Demand for electricity is forecast to grow by 33% in the next 20 years, with nearly 100% growth in Asia. According to Lux Research, there will be nine times the smart grid data in 2020 that there is today. IBM has been active in the smart grid space long before the term was coined and continues to show strong momentum worldwide, including emerging markets like Korea and Brazil – and the growing area of securing the grid. While energy providers look for ways keep up with this demand, we are also very cognizant of the implications that a more instrumented, interconnected and intelligent grid can have on security. On the path to a smarter planet, it has become an imperative to build security in at the foundation of these smart grids.
Today IBM announced that they are working with United Illuminating to proactively do this. United Illuminating serves a total of 690,000 electric and natural gas utility customers in 66 communities across Connecticut and Massachusetts in the US. Right now, we are in the process of upgrading our meter grid to advanced meters to improve customer experience and operational efficiencies. Clearly the impact that these new meters is having on our customers is very beneficial, however , these upgrades also could pose some security risks that needed to be mitigated.
For help in doing this, United Illuminating turned to IBM’s security expertise. By using IBM’s WebSphere DataPower appliance, we’ve been able to gain greater authentication, authorization, and accounting/auditing capabilities for our smart meters that have dramatically reduced our exposure. As a result, we have been able to secure 50,000 of our advanced meters, with the goal of supporting a total of 80,000 by the end of 2011. And in the near future, all of our 350,000 electric meters will be covered by Data Power security features.
While we continue to observe the world around us becoming smarter, there is a need to keep pace and infuse digital intelligence into industries, infrastructures, processes and cities. Organizations that proactively embrace security and ensure it is designed into the foundation of their smart grid infrastructures will be those that benefit most from today’s smarter planet.
If you are interested in hearing more about this topic and news, IBM is hosting a Twitter Session at 3:30pm-4:30pm ET later today (Wednesday, July 13) with participants from both IBM and UIL. This will be an opportunity for you to tweet questions and receive responses instantly. If you are interested, please follow hashtag #IBMSG.

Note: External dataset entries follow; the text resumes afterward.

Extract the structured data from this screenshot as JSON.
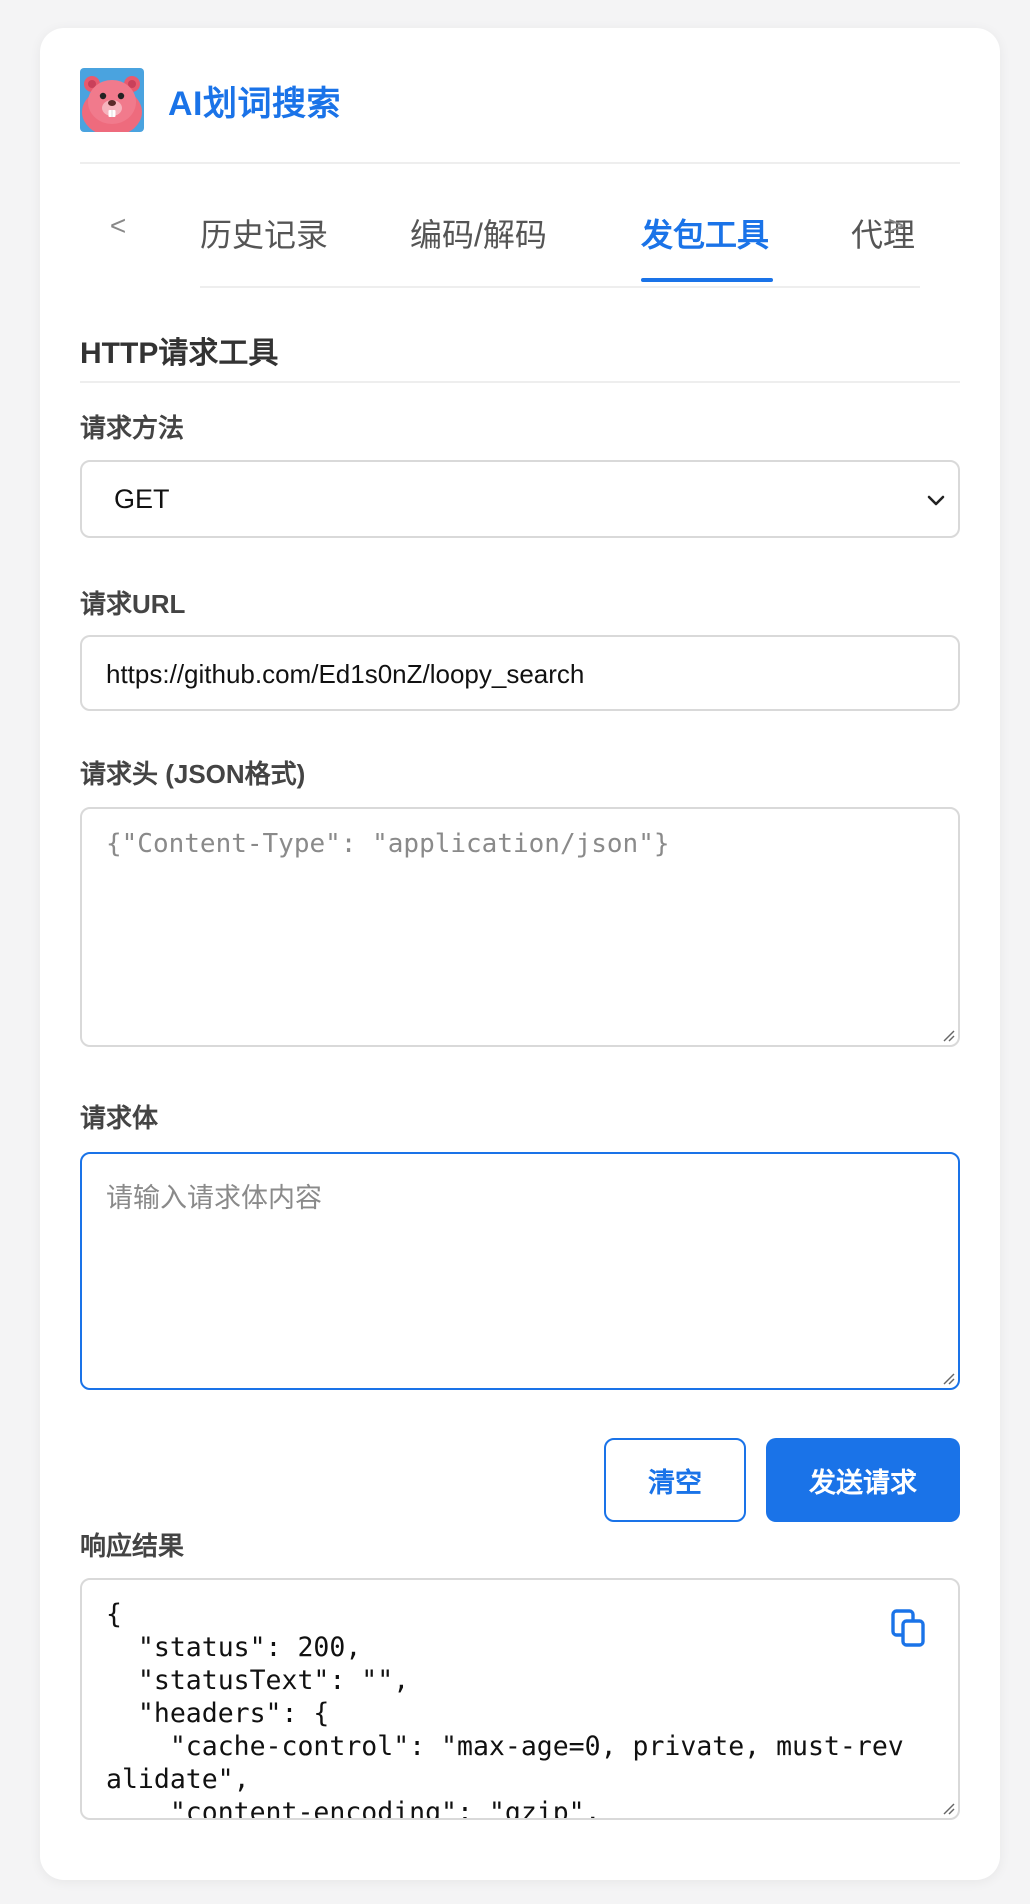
{
  "app": {
    "title": "AI划词搜索",
    "logo_icon": "beaver-logo-icon"
  },
  "tabs": {
    "prev_arrow": "<",
    "next_arrow": ">",
    "items": [
      {
        "label": "历史记录",
        "active": false
      },
      {
        "label": "编码/解码",
        "active": false
      },
      {
        "label": "发包工具",
        "active": true
      },
      {
        "label": "代理",
        "active": false
      }
    ]
  },
  "section": {
    "title": "HTTP请求工具"
  },
  "form": {
    "method_label": "请求方法",
    "method_value": "GET",
    "url_label": "请求URL",
    "url_value": "https://github.com/Ed1s0nZ/loopy_search",
    "headers_label": "请求头 (JSON格式)",
    "headers_placeholder": "{\"Content-Type\": \"application/json\"}",
    "body_label": "请求体",
    "body_placeholder": "请输入请求体内容"
  },
  "actions": {
    "clear_label": "清空",
    "send_label": "发送请求"
  },
  "response": {
    "label": "响应结果",
    "text": "{\n  \"status\": 200,\n  \"statusText\": \"\",\n  \"headers\": {\n    \"cache-control\": \"max-age=0, private, must-revalidate\",\n    \"content-encoding\": \"gzip\","
  },
  "colors": {
    "accent": "#1a73e8",
    "border": "#d9d9d9",
    "background": "#f4f4f5"
  },
  "icons": {
    "dropdown": "chevron-down-icon",
    "copy": "copy-icon",
    "resize": "resize-grip-icon"
  }
}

Some of the early conversions to smart grid technologies in the United States prompted backlashes from consumers. Utility customers in California and Texas, for instance, complained that the meters weren’t accurate and their monthly bills were soaring. These situations gave smart metering a bad name. But a large-scale rollout of smart meters s on Europe’s island of Malta that’s being managed by IBM hasn’t sparked the same kind of reaction.
Why not? Jean-Christophe Samin, project manager for IBM’s smart grid deployment for electricity and water in Malta, says the engagement teaches two important lessons:
1) Communities shouldn’t do smart metering in a vacuum. It should be part of a comprehensive makeover of how their utilities manage their businesses–the entire information chain from meter to billing system. “Smart metering needs to go hand in hand with the larger transformation,” Samin says.
2) It’s important to start small with a pilot version of the system. You work the problems out without major disruptions to the utilities or consumers. “This is a fundamental step before launching the massive rollout,” he says.